• **ACTIVITY**
Output all the data below verbatim.

• **INPUT**
□ □ □ □ □ □ □

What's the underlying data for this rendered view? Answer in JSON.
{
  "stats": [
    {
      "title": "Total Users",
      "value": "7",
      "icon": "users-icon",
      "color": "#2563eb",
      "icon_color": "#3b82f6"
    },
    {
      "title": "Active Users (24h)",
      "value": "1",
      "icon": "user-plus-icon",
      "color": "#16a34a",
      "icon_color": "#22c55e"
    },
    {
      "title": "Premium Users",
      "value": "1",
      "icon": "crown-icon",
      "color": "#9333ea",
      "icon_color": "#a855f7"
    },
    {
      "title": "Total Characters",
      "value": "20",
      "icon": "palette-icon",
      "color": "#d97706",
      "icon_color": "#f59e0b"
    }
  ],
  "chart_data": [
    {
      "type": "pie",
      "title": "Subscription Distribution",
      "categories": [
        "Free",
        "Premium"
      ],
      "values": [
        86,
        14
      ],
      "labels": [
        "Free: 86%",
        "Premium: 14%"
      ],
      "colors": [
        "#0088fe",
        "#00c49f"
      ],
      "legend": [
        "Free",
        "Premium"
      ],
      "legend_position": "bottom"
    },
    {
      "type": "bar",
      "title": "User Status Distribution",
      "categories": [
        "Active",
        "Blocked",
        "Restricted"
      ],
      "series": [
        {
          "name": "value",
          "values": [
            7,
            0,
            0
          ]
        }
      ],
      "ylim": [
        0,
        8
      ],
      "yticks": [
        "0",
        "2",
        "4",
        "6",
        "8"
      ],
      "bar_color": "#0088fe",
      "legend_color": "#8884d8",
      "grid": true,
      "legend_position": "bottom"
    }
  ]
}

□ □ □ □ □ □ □

• **THE COMPLETED TASK**
What's the underlying data for this rendered view? Answer in JSON.
{
  "stats": [
    {
      "title": "Total Users",
      "value": "7",
      "icon": "users-icon",
      "color": "#2563eb",
      "icon_color": "#3b82f6"
    },
    {
      "title": "Active Users (24h)",
      "value": "1",
      "icon": "user-plus-icon",
      "color": "#16a34a",
      "icon_color": "#22c55e"
    },
    {
      "title": "Premium Users",
      "value": "1",
      "icon": "crown-icon",
      "color": "#9333ea",
      "icon_color": "#a855f7"
    },
    {
      "title": "Total Characters",
      "value": "20",
      "icon": "palette-icon",
      "color": "#d97706",
      "icon_color": "#f59e0b"
    }
  ],
  "chart_data": [
    {
      "type": "pie",
      "title": "Subscription Distribution",
      "categories": [
        "Free",
        "Premium"
      ],
      "values": [
        86,
        14
      ],
      "labels": [
        "Free: 86%",
        "Premium: 14%"
      ],
      "colors": [
        "#0088fe",
        "#00c49f"
      ],
      "legend": [
        "Free",
        "Premium"
      ],
      "legend_position": "bottom"
    },
    {
      "type": "bar",
      "title": "User Status Distribution",
      "categories": [
        "Active",
        "Blocked",
        "Restricted"
      ],
      "series": [
        {
          "name": "value",
          "values": [
            7,
            0,
            0
          ]
        }
      ],
      "ylim": [
        0,
        8
      ],
      "yticks": [
        "0",
        "2",
        "4",
        "6",
        "8"
      ],
      "bar_color": "#0088fe",
      "legend_color": "#8884d8",
      "grid": true,
      "legend_position": "bottom"
    }
  ]
}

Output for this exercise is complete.